20) Zandile Keebine - Founder and CEO of GirlCode

Zandile Keebine is the founder and CEO of GirlCode, a non-profit organization dedicated to women’s empowerment through technology.

Several young women in Africa have been inspired by the initiative since its start. The GirlCode Digital Academy, the GirlCoder Club, the GirlCode Accelerator Program, and the GirlCode Incubator project were all launched in 2018.

The GirlCode SMME accelerator is a fast-growing initiative for female-owned tech businesses.

She is also the founder and CEO of Empower Xx, a tech placement firm that assists women in obtaining some of the most sought-after STEM professions available.

21) Fara Ashiru Jituboh - Co-founder, CEO/CTO of Okra

Fara Ashiru Jituboh is the co-founder and CEO/CTO of Okra, Inc., a fintech Nigerian-based startup that allows for the exchange of real-time financial information between customers, applications, and banks.

She is a software engineer and entrepreneur with over 10 years of scaling products in more than 20 programming languages.
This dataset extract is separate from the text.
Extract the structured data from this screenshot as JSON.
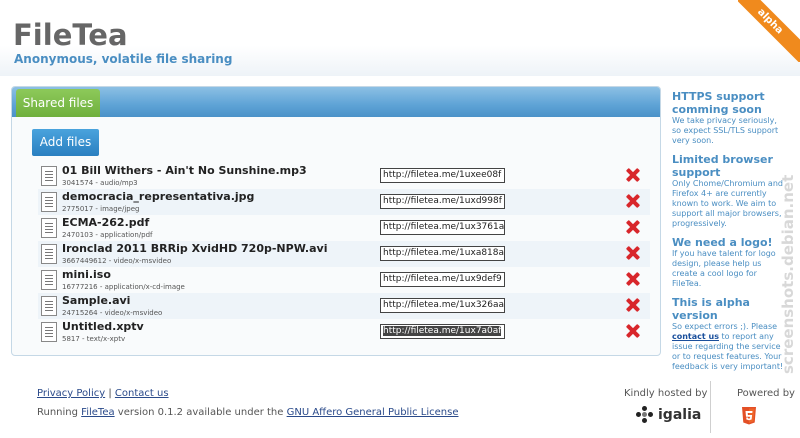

With expertise in over 20 programming languages, Fara has worked with top businesses and tech-focused firms including Canva, TechHustle, Sana Benefits, and Dorsata.

She started her professional career with BMW, leading the effort in the design and creation of the interactive map for the BMW Museum. She has also worked with JP Morgan Chase, Fidelity Investments and Daimler Mercedes Benz.

Fara also served as a Co-Founder and CTI of Shixels Studios, where she led the design and development of core technology for multiple clients including Airtel, AXA Mansard, RenMoney, MTech, Sanofi Pharmaceuticals and Nestoil.

22) Eva Barasa - Valley Hub Ltd

Eva Barassa is the founder of Valley hub - a product that enables retail businesses with a digital supply chain to manage and build their business brand easily by leveraging technology.

Valley Hub also allows retail businesses to track their current performance and set goals for their financial returns as well as track the progress of your business.

For a continent that has the highest rate of female entrepreneurs - at 27%, it is odd to find out that only 9% of tech startups in Africa have females in their founding team.

Maybe because in Africa, female entrepreneurs tend to confine themselves to the traditionally female sectors, not because of a lack of skills or access to capital, but rather social factors and conformity to social norms.  For the longest time, “tech” has been dubbed “a man’s world”  similar to fields like Engineering.

However, we are beginning to see an increasing number of African women are taking the lead in the technology space, bringing with them a whole host of meaningful innovations and thought-leading ideologies that promise to impact the development of the continent.

In this article, we celebrate 22 women breaking the bias in the African tech startup space.

As with the theme of the IWD campaign for 2022, #BreakTheBias, it is time to break the biases that hold women back from advancing in their careers. These kinds of stereotypes do not serve society. Leadership roles are supposed to represent the diversity of the humanity they are designed to serve. To succeed in breaking the bias requires a concerted effort from both women and men in the workplace – in creating an enabling work environment for talented women to thrive in their careers.